In the entries below, filter for the word "kind" and copy every matching line.

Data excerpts
★ ★ ★
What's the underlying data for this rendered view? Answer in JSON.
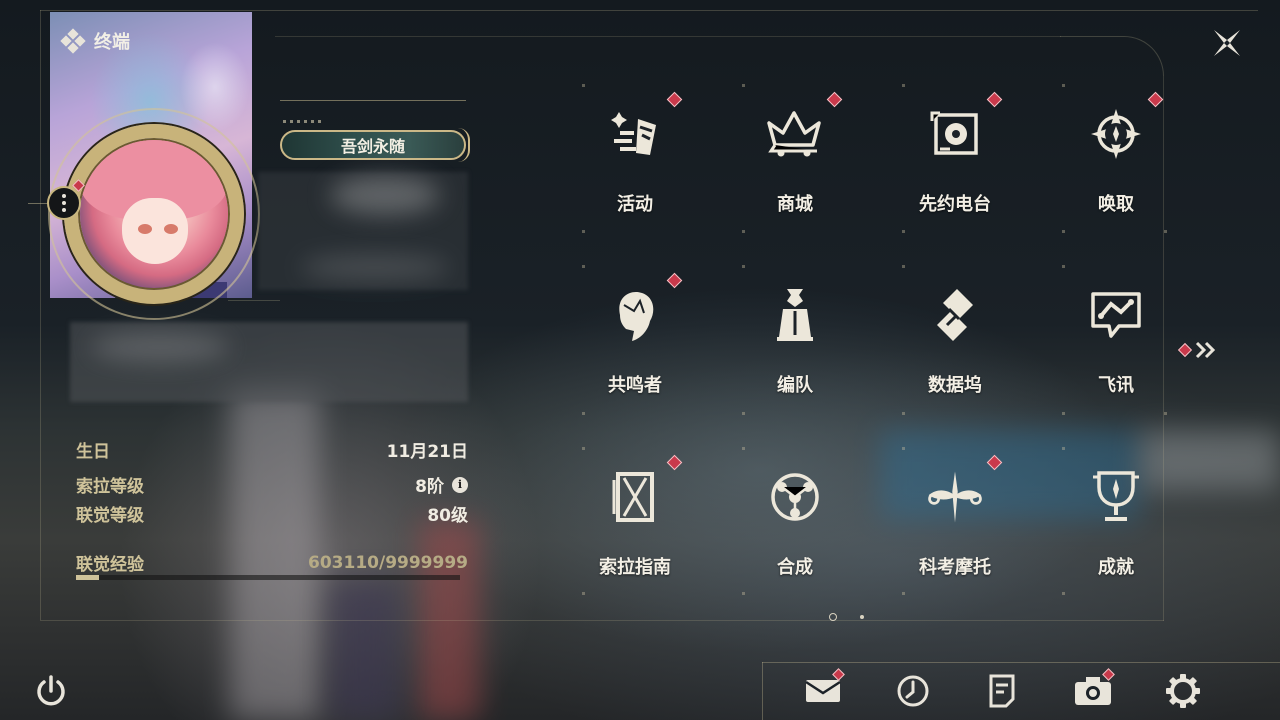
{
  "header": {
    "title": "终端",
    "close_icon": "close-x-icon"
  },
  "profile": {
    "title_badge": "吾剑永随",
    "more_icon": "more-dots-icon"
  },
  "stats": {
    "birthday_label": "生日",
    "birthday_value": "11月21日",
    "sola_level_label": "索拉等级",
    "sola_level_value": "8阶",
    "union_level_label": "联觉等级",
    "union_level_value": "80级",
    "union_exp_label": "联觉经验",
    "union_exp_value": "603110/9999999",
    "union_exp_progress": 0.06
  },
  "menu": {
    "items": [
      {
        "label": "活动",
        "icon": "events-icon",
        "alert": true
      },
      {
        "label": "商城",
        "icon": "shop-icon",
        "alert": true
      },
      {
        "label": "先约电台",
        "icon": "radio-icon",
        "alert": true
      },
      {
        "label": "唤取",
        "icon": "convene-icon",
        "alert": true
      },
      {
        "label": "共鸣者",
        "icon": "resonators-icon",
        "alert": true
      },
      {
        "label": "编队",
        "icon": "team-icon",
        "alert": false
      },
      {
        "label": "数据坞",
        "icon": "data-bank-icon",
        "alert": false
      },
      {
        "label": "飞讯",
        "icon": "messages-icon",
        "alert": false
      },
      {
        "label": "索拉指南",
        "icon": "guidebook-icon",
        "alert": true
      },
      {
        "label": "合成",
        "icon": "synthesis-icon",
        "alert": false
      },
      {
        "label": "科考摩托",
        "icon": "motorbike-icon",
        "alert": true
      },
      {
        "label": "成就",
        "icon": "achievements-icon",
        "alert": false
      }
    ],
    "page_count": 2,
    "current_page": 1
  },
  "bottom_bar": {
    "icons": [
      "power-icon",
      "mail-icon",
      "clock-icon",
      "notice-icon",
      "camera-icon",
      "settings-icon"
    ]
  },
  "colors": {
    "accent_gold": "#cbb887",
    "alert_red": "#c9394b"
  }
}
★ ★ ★
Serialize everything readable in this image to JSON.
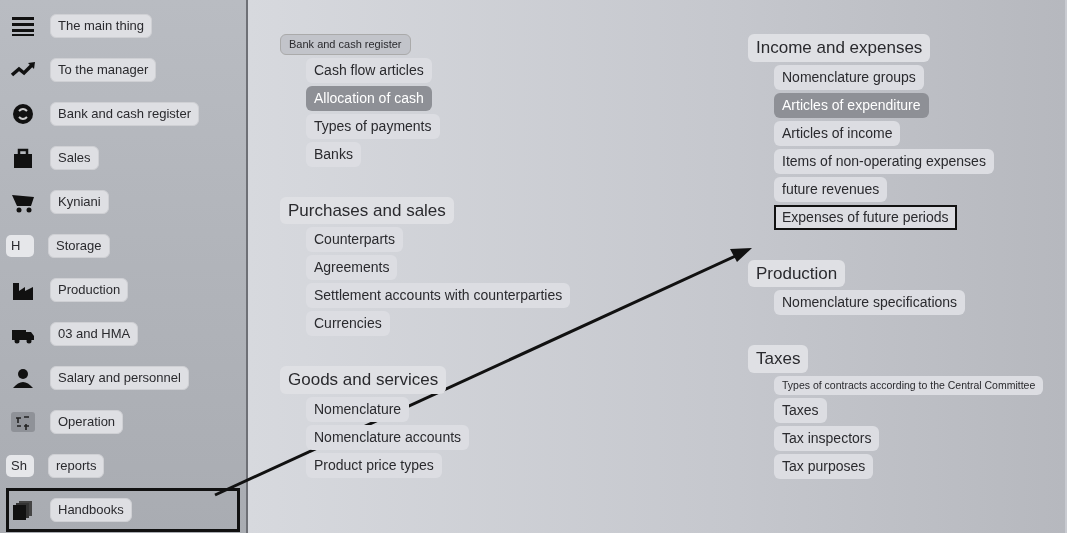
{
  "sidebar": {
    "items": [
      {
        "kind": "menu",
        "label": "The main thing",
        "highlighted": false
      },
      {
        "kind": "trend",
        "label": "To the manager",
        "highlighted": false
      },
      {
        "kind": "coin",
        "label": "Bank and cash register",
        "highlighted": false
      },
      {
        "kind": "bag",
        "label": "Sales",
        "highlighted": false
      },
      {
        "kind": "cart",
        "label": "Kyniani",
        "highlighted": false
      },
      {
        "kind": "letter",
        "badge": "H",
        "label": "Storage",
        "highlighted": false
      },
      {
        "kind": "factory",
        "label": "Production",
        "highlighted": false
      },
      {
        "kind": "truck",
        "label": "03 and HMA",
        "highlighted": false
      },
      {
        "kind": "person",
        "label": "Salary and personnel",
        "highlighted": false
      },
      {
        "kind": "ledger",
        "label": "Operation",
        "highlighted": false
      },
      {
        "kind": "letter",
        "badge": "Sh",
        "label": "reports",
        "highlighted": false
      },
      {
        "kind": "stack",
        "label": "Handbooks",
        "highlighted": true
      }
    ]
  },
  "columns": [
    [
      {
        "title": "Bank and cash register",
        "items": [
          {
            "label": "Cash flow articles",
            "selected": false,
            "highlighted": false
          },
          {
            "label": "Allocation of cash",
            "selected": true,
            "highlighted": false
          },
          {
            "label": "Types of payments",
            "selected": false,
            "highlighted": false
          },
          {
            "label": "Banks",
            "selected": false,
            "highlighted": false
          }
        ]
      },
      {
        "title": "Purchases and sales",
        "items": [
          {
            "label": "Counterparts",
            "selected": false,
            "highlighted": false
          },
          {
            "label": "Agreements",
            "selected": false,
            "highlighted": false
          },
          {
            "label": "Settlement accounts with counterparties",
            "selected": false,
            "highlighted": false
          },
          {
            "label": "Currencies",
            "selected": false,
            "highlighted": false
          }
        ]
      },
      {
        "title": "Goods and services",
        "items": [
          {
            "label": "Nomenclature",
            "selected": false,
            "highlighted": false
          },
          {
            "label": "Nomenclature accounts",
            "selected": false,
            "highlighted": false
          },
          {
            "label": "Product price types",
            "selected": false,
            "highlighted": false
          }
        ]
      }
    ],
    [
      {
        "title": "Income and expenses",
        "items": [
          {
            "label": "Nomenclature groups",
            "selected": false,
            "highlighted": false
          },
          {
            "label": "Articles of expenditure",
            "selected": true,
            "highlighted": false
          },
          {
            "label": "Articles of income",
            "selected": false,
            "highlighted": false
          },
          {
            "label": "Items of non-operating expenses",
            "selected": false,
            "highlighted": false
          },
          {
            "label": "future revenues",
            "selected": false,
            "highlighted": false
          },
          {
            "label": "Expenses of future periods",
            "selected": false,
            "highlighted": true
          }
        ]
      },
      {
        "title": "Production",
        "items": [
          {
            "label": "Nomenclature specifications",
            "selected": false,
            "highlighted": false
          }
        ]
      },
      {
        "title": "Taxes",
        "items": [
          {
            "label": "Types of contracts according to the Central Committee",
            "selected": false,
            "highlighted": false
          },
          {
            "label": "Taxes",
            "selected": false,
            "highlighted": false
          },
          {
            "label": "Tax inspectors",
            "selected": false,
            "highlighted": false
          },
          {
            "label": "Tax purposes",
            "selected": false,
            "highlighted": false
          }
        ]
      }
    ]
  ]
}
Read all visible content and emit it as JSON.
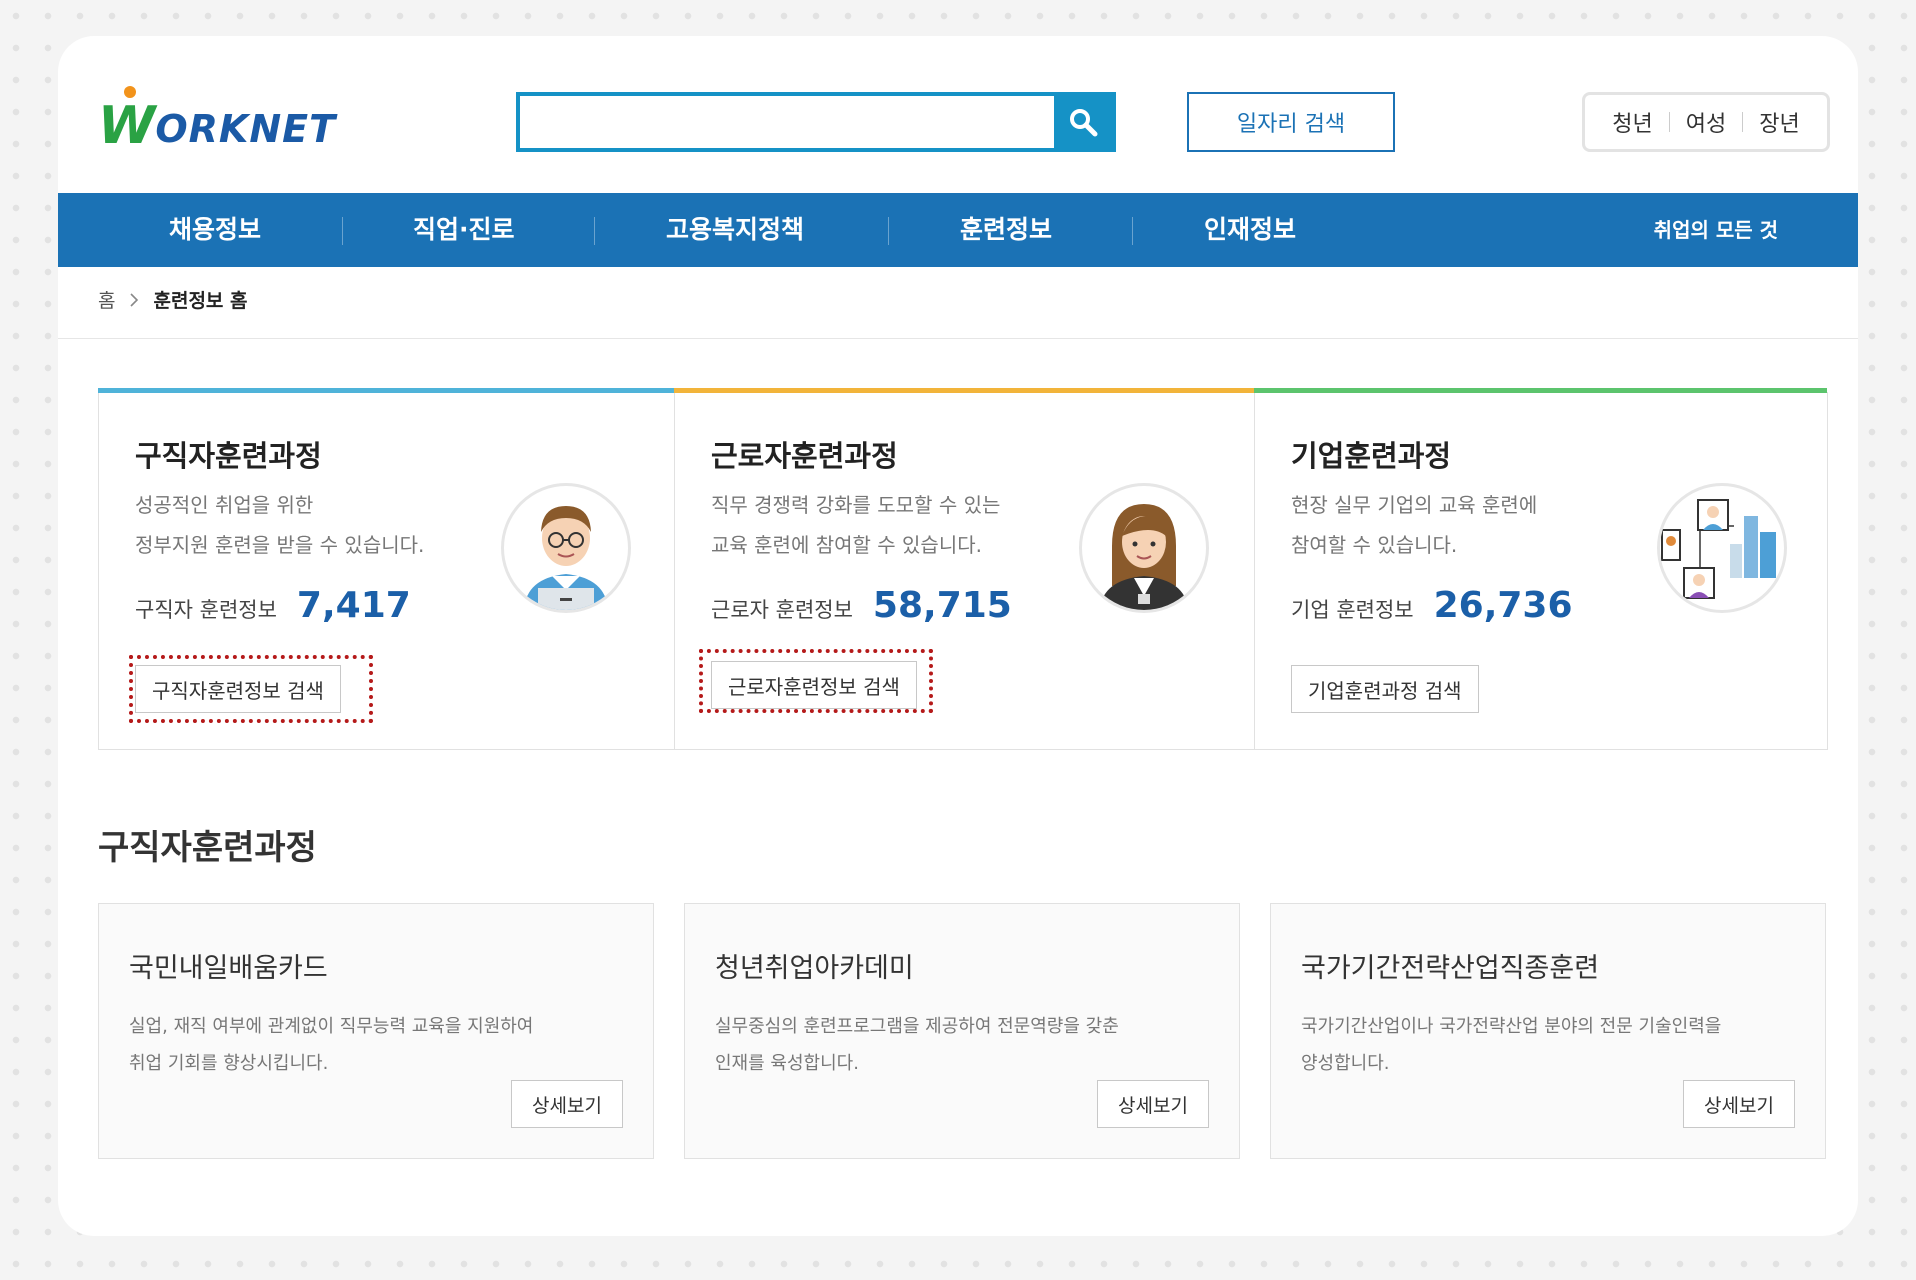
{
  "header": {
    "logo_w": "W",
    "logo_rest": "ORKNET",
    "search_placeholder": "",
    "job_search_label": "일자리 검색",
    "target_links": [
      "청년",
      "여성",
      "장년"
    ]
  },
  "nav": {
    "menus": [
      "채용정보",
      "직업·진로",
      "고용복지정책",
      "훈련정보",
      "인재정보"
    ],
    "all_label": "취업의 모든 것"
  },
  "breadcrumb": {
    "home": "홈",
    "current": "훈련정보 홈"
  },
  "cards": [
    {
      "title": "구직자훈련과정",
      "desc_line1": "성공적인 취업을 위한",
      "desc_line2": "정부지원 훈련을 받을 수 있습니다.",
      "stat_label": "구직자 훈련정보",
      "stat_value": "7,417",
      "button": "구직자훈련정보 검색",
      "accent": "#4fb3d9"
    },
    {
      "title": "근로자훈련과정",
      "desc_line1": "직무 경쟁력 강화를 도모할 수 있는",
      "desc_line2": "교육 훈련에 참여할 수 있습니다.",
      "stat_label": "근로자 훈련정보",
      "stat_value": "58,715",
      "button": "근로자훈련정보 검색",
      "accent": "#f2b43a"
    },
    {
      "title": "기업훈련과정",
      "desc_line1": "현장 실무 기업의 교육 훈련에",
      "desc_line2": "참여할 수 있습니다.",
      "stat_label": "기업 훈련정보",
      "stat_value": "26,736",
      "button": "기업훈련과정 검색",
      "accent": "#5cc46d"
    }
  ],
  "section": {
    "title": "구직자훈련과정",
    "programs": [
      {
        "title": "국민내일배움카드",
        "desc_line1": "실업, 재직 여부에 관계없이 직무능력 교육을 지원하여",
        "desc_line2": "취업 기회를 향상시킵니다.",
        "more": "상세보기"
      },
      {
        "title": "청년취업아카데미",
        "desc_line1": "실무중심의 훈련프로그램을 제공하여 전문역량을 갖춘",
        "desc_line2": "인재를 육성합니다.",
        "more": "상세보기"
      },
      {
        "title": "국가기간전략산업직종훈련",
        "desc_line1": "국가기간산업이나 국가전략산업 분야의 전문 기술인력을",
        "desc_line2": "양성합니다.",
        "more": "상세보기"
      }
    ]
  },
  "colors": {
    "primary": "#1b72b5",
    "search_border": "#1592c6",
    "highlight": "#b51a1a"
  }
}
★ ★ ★
Solution:
        "kind": "menu",
        "kind": "trend",
        "kind": "coin",
        "kind": "bag",
        "kind": "cart",
        "kind": "letter",
        "kind": "factory",
        "kind": "truck",
        "kind": "person",
        "kind": "ledger",
        "kind": "letter",
        "kind": "stack",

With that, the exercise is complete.